After affirming penal, substitiutionary atonement Carson writes: “it is simply non-negotiable for any form of Christianity whatsoever that seeks its shape in the cruciform gospel. Those that contest these fundamentals may receive high marks from the culture, but where there are competing authority claims on this sort of issue, Christians simply cannot afford to take their cues from the culture (55). I would think this is obvious to anyone who reads this book, but it is a rare cultural reflection in the mass of biblical-theological summary.

Heaven/Hell

Carson notes that the already-not-yet-consummated kingdom does not mean we usher in the consummation; that is reserved for Christ and should hold in check any sort of Christian utopian or triumphalism. Yet, again there are few cultural comments to press Carson’s words into the issue of Christ and culture.
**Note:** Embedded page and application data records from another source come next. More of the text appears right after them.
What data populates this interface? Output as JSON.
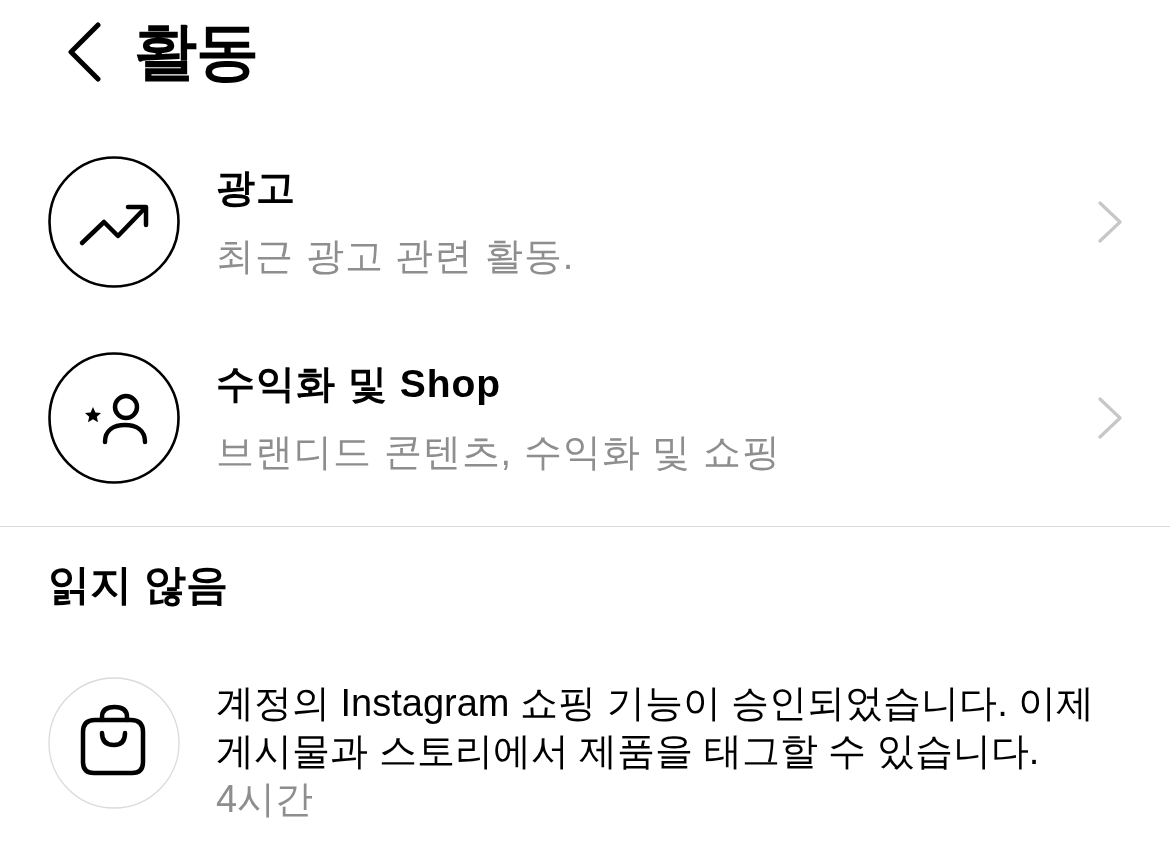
{
  "header": {
    "title": "활동"
  },
  "categories": [
    {
      "title": "광고",
      "subtitle": "최근 광고 관련 활동."
    },
    {
      "title": "수익화 및 Shop",
      "subtitle": "브랜디드 콘텐츠, 수익화 및 쇼핑"
    }
  ],
  "unread_section": {
    "title": "읽지 않음",
    "notifications": [
      {
        "message": "계정의 Instagram 쇼핑 기능이 승인되었습니다. 이제 게시물과 스토리에서 제품을 태그할 수 있습니다.",
        "time": "4시간"
      }
    ]
  }
}
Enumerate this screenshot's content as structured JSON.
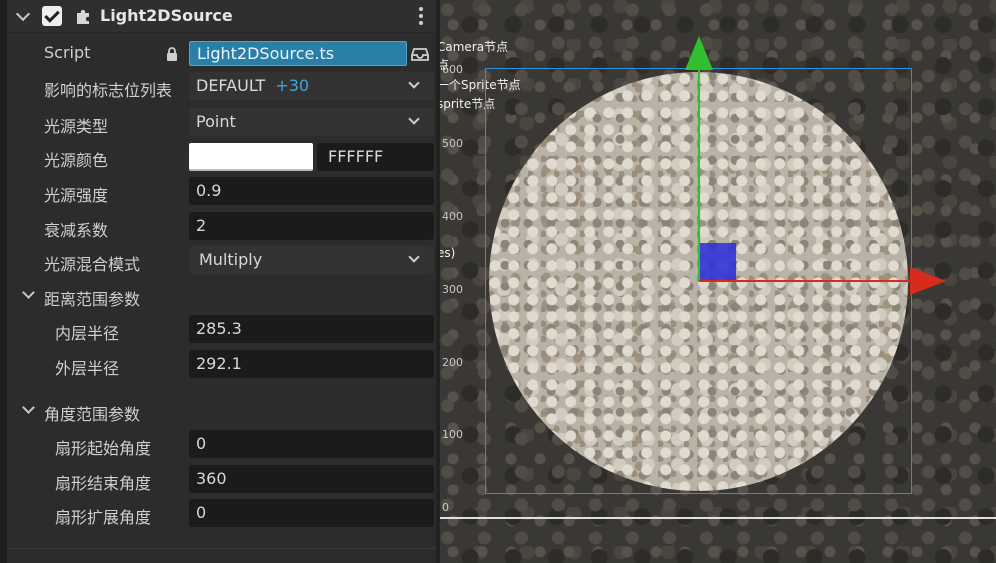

Yet, Carson is staunch about his non-negotiables, stating that it will not do to adopt some configuration of a few of the categories and then call it a Christian option. Creation/Fall, Israel/Law, Christ/New Covenant, & Heaven/Hell must all be embraced, and I agree, though I would parse them out a bit differently and make many more connections between the non-negotiables and culture (and I have in some talks I have done on the Gospel and Culture).

Provisional Critique

By way of provisional critique, Chapter Two is in short supply of examples where the BT categories trump the Niebuhr’s, and more importantly, scarce are the sentences that connect the dots between the BT non-negotiable categories and their helpfulness in engaging culture. I am not yet convinced of the need to jump ship from Niebuhr.

Reviewing Christ & Culture Revisited (Chp 2)

My review of the first chapter of Carson’s Christ and Culture Revisited is here. Onto the second chapter…

A Biblical-theological Critique?

I have anticipated this chapter for some time. It is close to 40 pages long, so I will review it in two different posts. The second chapter of CCR explores the promise and critique of Biblical Theology as it pertains to Niebuhr’s Christ and culture paradigm. Carson commends Niebuhr for using Scripture to support his paradigm but also critiques him on the basis of Biblical theology. Carson notes that Niebuhr tends to identify and universalize certain Christ and Culture positions with certain biblical authors. For instance, the Gospel of John and the incarnation become paradigmatic for Christ Transformer of culture (John 1). However, as Carson points out, John’s gospel also advocates other paradigms, such as the Christ against culture (i.e., Jesus as judge of the world). Carson claims that Niebuhr too easily makes biblical authors synonymous with certain Christ and culture positions (41). This claim should be qualified. Niebuhr plainly states that John advocates both Christ transformer and Christ against culture positions in his writings. Niebuhr writes:

They (conversionist motifs) are suggested in the First Letter of John; but are accompanied there by so many references to the darkness, transitoriness, and lovelessness of the world on the one hand, and to the distinction of the new community from the old on the other, that the tendency of this document seems to be toward exclusive Christianity. (196)

When referring to conversionist elements in the gospel of John he calls them “motifs,” which indicates that he is not reducing John’s gospel to a “Christ Transformer of Culture” position. Commenting on the gospel of John he writes: “…it is accompanied there also by a separatist note.” In other words, Niebuhr has room for “conflicting” Christ and culture positions within a single author and single book of the Bible. He is not so “anti-biblical theology” as Carson makes him out to be. Nevertheless, the biblical theology critique will bear more fruit.

And yet here is a real concern. Many who read Carson will not have read Niebuhr nor will they read him, and if you are reading this, read Niebuhr! ­čÖé Carson’s summaries and critiques are good but not gold. They fall short and are unfounded in some places. Don’t take my word, Carson’s or Niebuhr’s word; do the hard work of thinking this all through for yourself because your posture towards culture has everything to do with Christ and following Jesus.